Luno’s Global Head of Recruitment, Daisy Rasaki and Country Manager for France, Maria Woncisz are two women taking on leadership roles in future of finance. Maria facilitates many of the workshops and education sessions Luno hosts, bringing the world of crypto closer to those who are keen to learn more and get involved. Daisy’s primary focus is quite literally finding talent and opening the doors for those looking to turn their fintech passions into a career.
From education and real-life use cases, to exploring the possibilities that the nature of cryptocurrencies’ accessible and trustless system offers, these women are breaking ground on changing the future.
For Tamarin Gerriety it was precisely the trustless nature that allows for peer-to-peer transactions, rather than having to go through a middle man (pun intended), that attracted her to crypto. If women aren’t included in the development of technology to access cryptocurrencies, we could see these benefits fall to the wayside, or worse, be replaced with systems that have the same issues we face today. For as well-intentioned as our counterparts might be, life experience can be strong triggers for action.
Alakanani Itireleng, known as the Bitcoin Lady, got involved because she needed access to what Bitcoin had to offer. Once she realised the potential that cryptocurrencies hold, she realised it would mean nothing unless people understood how it worked. In a bid to educate those around her, she founded the Satoshi Centre.
Similarly, Sonya Kuhnel founded the Blockchain Academy to advance accessibility and the opportunity for other women to get involved. Their work is proof that crypto truly is for everyone, not just the old guard. And that when we ask “where are the women in crypto?”, the answer is that they’re right at the heart of the process.
This is just the beginning
As we build the future of finance and create the infrastructure for technology, like blockchain, that will impact every industry we know today we need to ensure everyone’s voice is heard.

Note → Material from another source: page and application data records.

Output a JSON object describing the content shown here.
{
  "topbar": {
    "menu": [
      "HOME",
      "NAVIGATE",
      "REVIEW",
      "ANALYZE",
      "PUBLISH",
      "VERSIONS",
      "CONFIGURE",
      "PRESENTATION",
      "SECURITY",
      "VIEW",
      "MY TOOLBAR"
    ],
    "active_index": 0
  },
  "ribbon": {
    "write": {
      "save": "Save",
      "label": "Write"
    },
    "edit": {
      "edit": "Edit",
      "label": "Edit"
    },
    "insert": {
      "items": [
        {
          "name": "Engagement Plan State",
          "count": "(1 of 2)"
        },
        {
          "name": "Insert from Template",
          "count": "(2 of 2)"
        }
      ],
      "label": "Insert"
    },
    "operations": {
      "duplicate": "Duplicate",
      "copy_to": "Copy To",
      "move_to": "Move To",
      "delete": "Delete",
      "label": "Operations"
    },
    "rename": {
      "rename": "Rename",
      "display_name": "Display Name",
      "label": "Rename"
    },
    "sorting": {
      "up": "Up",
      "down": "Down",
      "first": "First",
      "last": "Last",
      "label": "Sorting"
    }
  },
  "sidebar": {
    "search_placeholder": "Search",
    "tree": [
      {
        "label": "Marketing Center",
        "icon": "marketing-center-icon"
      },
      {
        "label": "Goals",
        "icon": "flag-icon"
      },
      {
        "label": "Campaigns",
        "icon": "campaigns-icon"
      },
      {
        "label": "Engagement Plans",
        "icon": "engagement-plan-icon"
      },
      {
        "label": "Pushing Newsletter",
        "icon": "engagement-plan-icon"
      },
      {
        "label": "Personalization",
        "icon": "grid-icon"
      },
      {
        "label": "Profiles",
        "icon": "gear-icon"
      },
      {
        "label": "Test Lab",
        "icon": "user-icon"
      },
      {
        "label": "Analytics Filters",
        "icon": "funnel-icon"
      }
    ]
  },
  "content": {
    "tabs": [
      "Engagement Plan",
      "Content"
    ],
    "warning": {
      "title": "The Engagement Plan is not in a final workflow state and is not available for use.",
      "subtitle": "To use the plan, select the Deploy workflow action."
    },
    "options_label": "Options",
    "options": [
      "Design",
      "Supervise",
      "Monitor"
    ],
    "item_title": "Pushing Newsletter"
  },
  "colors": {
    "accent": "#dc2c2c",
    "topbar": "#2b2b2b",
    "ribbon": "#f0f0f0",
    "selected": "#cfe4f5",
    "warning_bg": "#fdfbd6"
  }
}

The mission is to use this technology to make meaningful and long-term positive impacts on all members of society, no matter who they are or where they’re from. To do that we need to not only include but also leverage perspectives of all members of society.